Health departments in many states in the U.S. are now investigating a steep surge in the mortality rates of people between the ages of 18 and 49 that began in 2021, most of which are said to be not COVID-related. Deaths in the age group of 18 to 49 have increased by over 40% in the 12 months ending October 2021 compared to the same period beginning 2018 and ending 2019.
The analysis was made by The Epoch Times based on death certificate data from the Centers for Disease Control and Prevention (CDC). The agency does not have the complete figures for 2021 just yet, as death certificate data often has a delay of up to eight or more weeks.
The analysis found that the increase in mortality among people aged 18 to 49 varied depending on the state, with the most observable increase happening among the young and middle aged citizens of the South, Midwest, and the West Coast. States in the northeastern part of the U.S. saw smaller increases. Now, public health authorities in several states are investigating some of the largest increases in death rates among this age group.

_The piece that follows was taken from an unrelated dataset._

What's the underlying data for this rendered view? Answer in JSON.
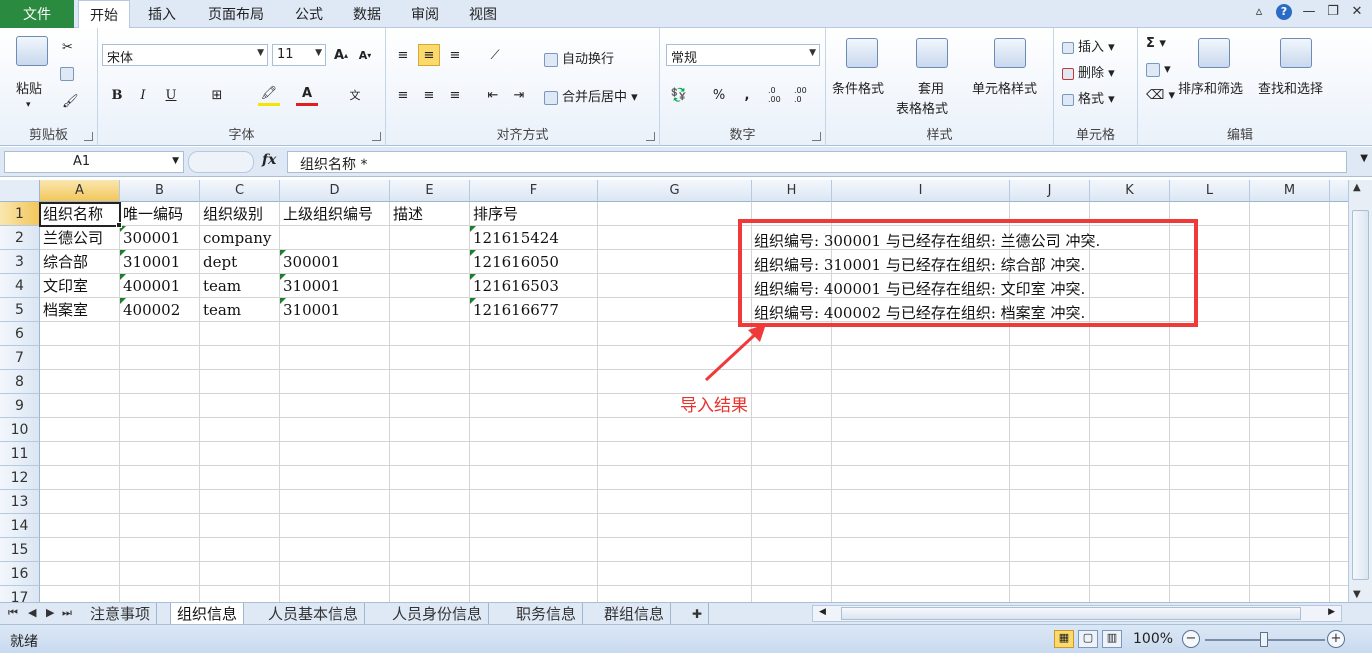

The state with the second highest mortality among people aged 18 to 49 was Texas, with 61%. Of this number, 58% was because of COVID. Chris Van Deusen, the head of Media Relations at the Texas Department of State Health Services said that "Our Center of Health Statistics is looking at the data. We'll get back with you."

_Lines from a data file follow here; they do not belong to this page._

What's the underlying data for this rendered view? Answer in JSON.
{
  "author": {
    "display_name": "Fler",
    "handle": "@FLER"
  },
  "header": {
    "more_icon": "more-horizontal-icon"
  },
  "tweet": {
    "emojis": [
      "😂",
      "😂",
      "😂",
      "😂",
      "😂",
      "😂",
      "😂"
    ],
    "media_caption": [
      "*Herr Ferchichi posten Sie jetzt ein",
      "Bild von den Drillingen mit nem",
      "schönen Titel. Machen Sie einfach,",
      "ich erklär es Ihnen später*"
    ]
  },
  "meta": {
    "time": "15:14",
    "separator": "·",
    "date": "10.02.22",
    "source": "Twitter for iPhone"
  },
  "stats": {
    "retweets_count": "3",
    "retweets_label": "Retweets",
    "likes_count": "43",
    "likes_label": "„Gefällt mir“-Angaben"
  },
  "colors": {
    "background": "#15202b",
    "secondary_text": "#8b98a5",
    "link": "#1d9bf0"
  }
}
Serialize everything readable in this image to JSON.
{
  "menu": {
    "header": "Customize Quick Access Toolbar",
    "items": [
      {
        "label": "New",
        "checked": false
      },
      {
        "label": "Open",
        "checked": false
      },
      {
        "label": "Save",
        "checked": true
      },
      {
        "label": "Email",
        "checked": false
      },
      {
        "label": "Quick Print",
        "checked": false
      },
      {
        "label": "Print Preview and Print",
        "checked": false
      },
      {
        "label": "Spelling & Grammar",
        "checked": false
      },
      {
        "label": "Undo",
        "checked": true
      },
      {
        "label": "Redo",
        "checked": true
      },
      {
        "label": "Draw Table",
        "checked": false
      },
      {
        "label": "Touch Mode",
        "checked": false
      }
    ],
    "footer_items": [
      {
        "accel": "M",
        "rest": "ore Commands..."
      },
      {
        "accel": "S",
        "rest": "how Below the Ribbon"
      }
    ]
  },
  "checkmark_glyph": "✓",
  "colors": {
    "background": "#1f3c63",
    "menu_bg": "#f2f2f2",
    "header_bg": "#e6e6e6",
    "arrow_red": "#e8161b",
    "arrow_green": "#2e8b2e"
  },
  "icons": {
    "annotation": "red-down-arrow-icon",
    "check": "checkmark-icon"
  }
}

Meanwhile, Florida saw an increase of 51%, of which 48% was due to COVID. Health authorities in the state are also investigating the spike in mortality among people aged 18 to 49. Jeremy Redfern, spokesman for the Florida Department of Health said via email, "I am looking into it to see if there is some sort of correlation/causation."
Among all the states, the analysis showed the highest increase in mortality in Nevada with 65%, with only 35% of which was attributed to COVID. Nevada Department of Health and Human Services public information officer Shannon Litz said through email that she passed on questions about the mortality spike to the agency's Office of Analytics "for review."
The District of Columbia showed an increase in mortality with 72%, but none of it was related to COVID. According to the district's Office of Chief Medical Examiner (OCME), the agency "does not currently have an epidemiologist (the position is being advertised) so it has no present ability to analyze the data."
Arizona's mortality rate spike by 57%, with 37% being attributed to COVID. Other states that recorded high spikes of mortality among those aged 18 to 49 include Tennessee with a 57% increase, of which 33% was due to COVID, and California with a 55% with 42% due to COVID. New Mexico saw a 52% increase, of which 33% was attributed to COVID, while Louisiana saw a 51% increase, with 32% being due to COVID.
Interestingly, states in the northeast such as New Hampshire saw no increase, while Massachusetts showed only a 13% increase in mortality, with 24% of it due to COVID. New York, which is one of the worst-hit by the coronavirus in the last two years, saw a 29% increase, with 30% of it being due to COVID.
The analysis comes after J. Scott Davison, CEO of insurance company OneAmerica, recently revealed during a health care conference that the group life insurance has seen up to 942,431 excess deaths in the U.S. since February 1, 2020, The Hill reported.
"Death rates are up 40 percent over what they were pre-pandemic," Davison said of the company's group life policy holders, which fall in the age group of 18 to 64 years old. "It may not all be COVID on their death certificates, but deaths are up in just huge, huge numbers."